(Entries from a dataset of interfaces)
-- Opening Marker --

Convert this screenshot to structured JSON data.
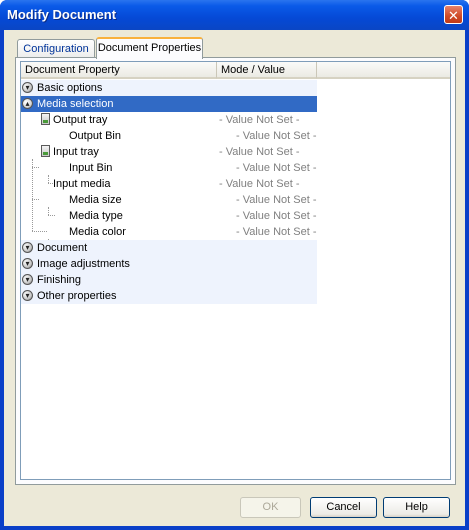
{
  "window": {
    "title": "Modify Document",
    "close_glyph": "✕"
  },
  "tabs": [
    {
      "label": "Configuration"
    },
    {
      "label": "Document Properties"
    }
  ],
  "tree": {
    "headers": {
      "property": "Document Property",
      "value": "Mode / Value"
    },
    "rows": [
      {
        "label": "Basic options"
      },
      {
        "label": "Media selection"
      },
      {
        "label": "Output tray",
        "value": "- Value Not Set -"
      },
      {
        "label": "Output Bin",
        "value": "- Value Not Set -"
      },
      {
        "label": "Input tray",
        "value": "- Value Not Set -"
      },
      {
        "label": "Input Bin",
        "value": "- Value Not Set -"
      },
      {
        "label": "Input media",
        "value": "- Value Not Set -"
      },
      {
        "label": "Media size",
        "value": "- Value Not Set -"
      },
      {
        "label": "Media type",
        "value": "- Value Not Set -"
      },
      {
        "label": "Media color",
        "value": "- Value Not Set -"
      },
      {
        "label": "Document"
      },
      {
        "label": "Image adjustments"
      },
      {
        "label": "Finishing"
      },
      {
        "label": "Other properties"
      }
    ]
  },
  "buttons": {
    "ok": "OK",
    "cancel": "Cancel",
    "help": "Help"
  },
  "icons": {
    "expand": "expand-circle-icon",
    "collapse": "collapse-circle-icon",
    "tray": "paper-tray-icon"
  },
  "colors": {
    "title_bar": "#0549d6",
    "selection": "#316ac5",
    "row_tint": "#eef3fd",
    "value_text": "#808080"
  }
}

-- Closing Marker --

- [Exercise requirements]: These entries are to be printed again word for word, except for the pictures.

- [Reply]:
Convert this screenshot to structured JSON data.
{
  "window": {
    "title": "Modify Document",
    "close_glyph": "✕"
  },
  "tabs": [
    {
      "label": "Configuration"
    },
    {
      "label": "Document Properties"
    }
  ],
  "tree": {
    "headers": {
      "property": "Document Property",
      "value": "Mode / Value"
    },
    "rows": [
      {
        "label": "Basic options"
      },
      {
        "label": "Media selection"
      },
      {
        "label": "Output tray",
        "value": "- Value Not Set -"
      },
      {
        "label": "Output Bin",
        "value": "- Value Not Set -"
      },
      {
        "label": "Input tray",
        "value": "- Value Not Set -"
      },
      {
        "label": "Input Bin",
        "value": "- Value Not Set -"
      },
      {
        "label": "Input media",
        "value": "- Value Not Set -"
      },
      {
        "label": "Media size",
        "value": "- Value Not Set -"
      },
      {
        "label": "Media type",
        "value": "- Value Not Set -"
      },
      {
        "label": "Media color",
        "value": "- Value Not Set -"
      },
      {
        "label": "Document"
      },
      {
        "label": "Image adjustments"
      },
      {
        "label": "Finishing"
      },
      {
        "label": "Other properties"
      }
    ]
  },
  "buttons": {
    "ok": "OK",
    "cancel": "Cancel",
    "help": "Help"
  },
  "icons": {
    "expand": "expand-circle-icon",
    "collapse": "collapse-circle-icon",
    "tray": "paper-tray-icon"
  },
  "colors": {
    "title_bar": "#0549d6",
    "selection": "#316ac5",
    "row_tint": "#eef3fd",
    "value_text": "#808080"
  }
}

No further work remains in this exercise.